As part of the University of Saskatchewan’s Sex Week, the Peer Health Educator Group promoted healthy couplings and spread word of the warning signs of unhealthy relationships.
The campaign involved placing large red flags around campus, with each flag representing a warning sign of an unhealthy or abusive relationship. These red flags included Jealousy, Emotional Abuse & Victim Blaming, Coercion, Physical & Sexual Abuse, Isolation and Stalking.
Maryellen Gibson, sexual violence prevention educator at the PHEG, explained that just as the red flags are glaring at us on campus so too are the warning signs of unhealthy relationships.
A 2013 National College Health Assessment at the U of S reported students’ experiences between 2012-2013. The study indicated 4.7 per cent reported having been stalked at some point, 10.2 per cent experienced emotional abuse in an intimate relationship, 2.5 per cent experienced physical abuse in intimate relationships and 1.7 per cent experienced a sexually abusive intimate relationship. Gibson admits that due to underreporting, the rates of actual incidence are probably much higher.
Accompanying each flag around campus was a poster challenging students to “do something” if they see any of these “relationship red flags.” Gibson emphasized the importance of the bystander, explaining that many of us see our peers in unhealthy relationships and highlighting the opportunity we have to speak up if we are concerned for a friend. Her recommendations included creating open dialogue while being supportive and understanding.
We have a responsibility to look out for our peers if we see them in abusive or harmful relationships, but can we recognize the same in our own life?
Heather Pocock at the Saskatoon Sexual Assault and Information Centre highlighted the difficulty in recognizing an unhealthy relationship when we are subject to the abusive behavior.
“Relationships are complex and relational abuse is perhaps even more complex. A first response to abusive actions by a partner may be met with denial, confusion, helplessness, privacy, shame and embarrassment. Sometimes people will excuse and even justify the aggressor’s behavior,” Pocock said. “Sometimes abusive behaviors become a normal part of some relationships and the longer it is perpetuated, the more difficult to address the abuse and remove oneself.”
Pockock explained that it is often hard for a person to acknowledge they’re being abused.
“Many people we work with haven’t clearly identified that they are being abused, partly due to stereotypic images of violence — especially sexual violence — and abuse,” she said, noting further challenges in getting help are due to many individuals’ concerns about the attitudes of others, how they may be portrayed and if they will be believed.
Being assaulted by a stranger is something many of us fear but the PHEG and SSAIC make an important point: the majority of people are abused or attacked by someone they know.
“People ignore the red flags because they don’t want to believe that someone they care about would do this to them,” Pocock said.
Considering the risk and courage needed to address abuse, it is understandable why many people don’t speak up, but members of the PHEG and SSAIC hope to change that.

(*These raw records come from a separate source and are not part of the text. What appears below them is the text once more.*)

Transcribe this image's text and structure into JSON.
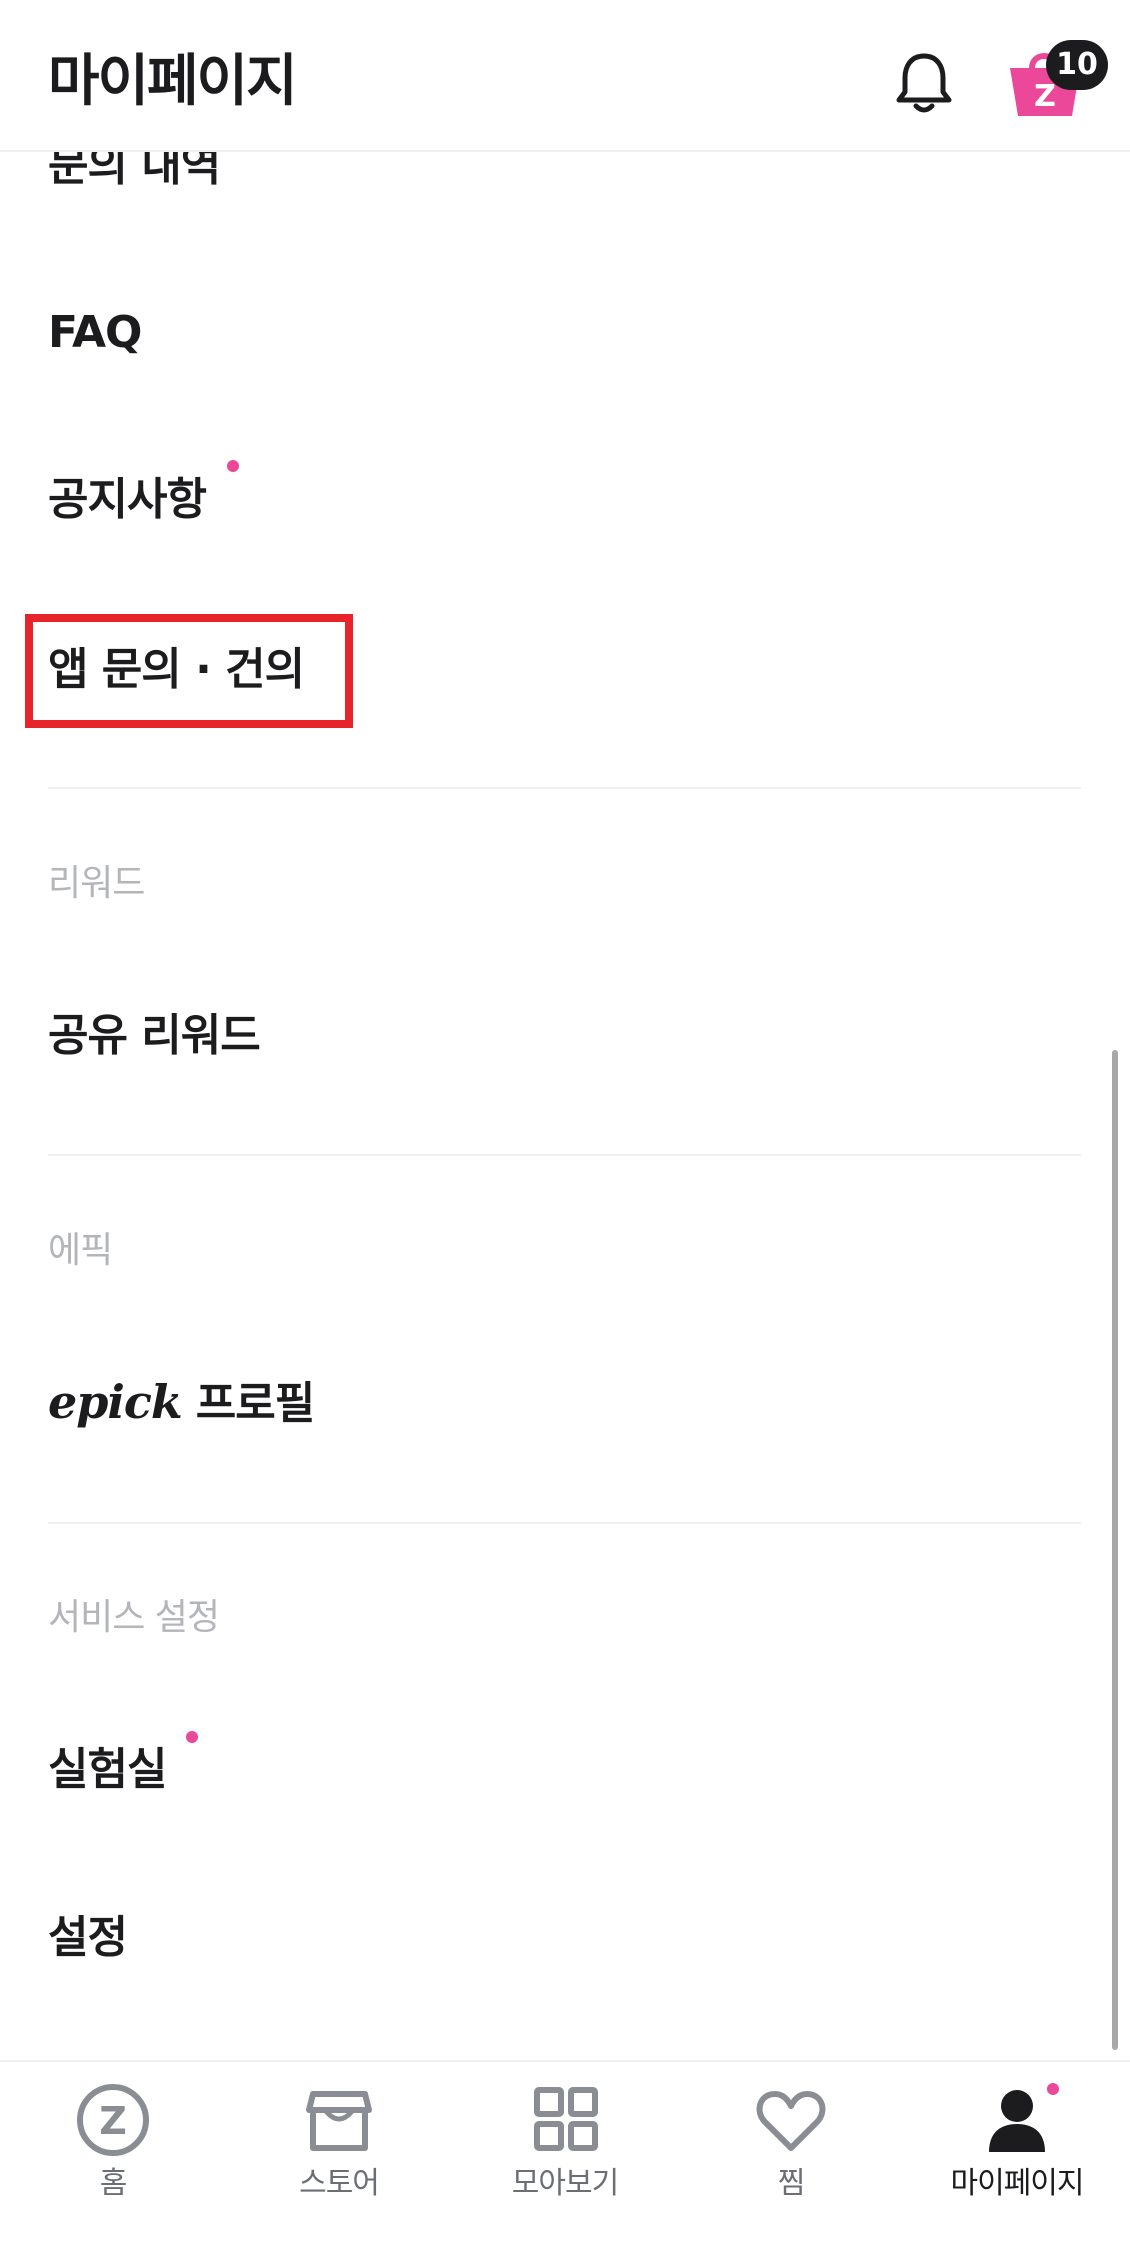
{
  "header": {
    "title": "마이페이지",
    "bell_icon": "bell-icon",
    "cart_icon": "shopping-bag-icon",
    "cart_count": "10",
    "accent_color": "#EC4899"
  },
  "menu": {
    "partial_item": "문의 내역",
    "faq": "FAQ",
    "notice": "공지사항",
    "app_inquiry": "앱 문의 · 건의",
    "reward_section": "리워드",
    "share_reward": "공유 리워드",
    "epick_section": "에픽",
    "epick_logo": "epick",
    "epick_profile": "프로필",
    "service_section": "서비스 설정",
    "lab": "실험실",
    "settings": "설정"
  },
  "highlight": {
    "color": "#E8242B",
    "target": "app_inquiry"
  },
  "bottom_nav": {
    "items": [
      {
        "label": "홈",
        "icon": "zigzag-home-icon"
      },
      {
        "label": "스토어",
        "icon": "store-icon"
      },
      {
        "label": "모아보기",
        "icon": "grid-icon"
      },
      {
        "label": "찜",
        "icon": "heart-icon"
      },
      {
        "label": "마이페이지",
        "icon": "person-icon",
        "active": true
      }
    ]
  }
}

Perhaps concerns for a friend have been raised while reading this article. As the Relationship Red Flag campaign highlighted, it is important that you speak to that person in a supportive and caring manner.
If you suspect that a relationship you are in is unhealthy or abusive, speak with someone trained to help. The SSAIC has a 24-hour crisis line you can call at 306-244-2224 and you can access support on campus at the Student Health, Pride or Women’s Centres.